Another example of this recently, in a press release picked up by MobHappy, Nokia claimed "two out of three consumers whose phones can play digital tracks already use it for that purpose". Two thirds of users? 67% use their phones as music players??? Intuitively to me this feels wrong, as I pointed out in the comments - but it was nice to find m:metrics agreed with me (UK nearer 3%, US trailing on 0.7%), and I respect their figures more than the unverified soundbite of a Nokia PR bunny trying to justify a $60m purchase of a music portal.

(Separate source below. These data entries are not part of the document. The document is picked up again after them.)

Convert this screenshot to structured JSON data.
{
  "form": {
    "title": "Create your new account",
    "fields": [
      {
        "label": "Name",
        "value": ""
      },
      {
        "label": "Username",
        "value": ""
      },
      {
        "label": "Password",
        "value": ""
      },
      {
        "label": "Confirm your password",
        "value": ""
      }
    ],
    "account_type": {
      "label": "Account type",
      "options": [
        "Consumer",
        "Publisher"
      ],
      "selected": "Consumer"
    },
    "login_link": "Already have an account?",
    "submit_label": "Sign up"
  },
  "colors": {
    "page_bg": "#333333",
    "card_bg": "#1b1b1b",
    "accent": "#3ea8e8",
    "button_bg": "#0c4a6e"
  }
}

Nothing against Russell or MobHappy, they have their stand and they have every chance of being proven right, but not by corporate misinformation like that "2 in 3" quote...
UPDATE: and again, I got carried away without fully researching, so I should stick to mobile phones where I have reasonably up-to-date knowledge... A few people have been allowed to touch Zunes and write about it, though whether the 1725 US teenagers had read the summaries is not mentioned. So I've corrected the earlier false assumptions but the sentiment remains the same... and suitable chastised for not thoroughly researching etc. Certainly for me, the problem with blogging is you fire off a missive when still enthusiastic or annoyed by something, spur of the moment, and don't have time to fully research - if you try, you never end up actually posting the thing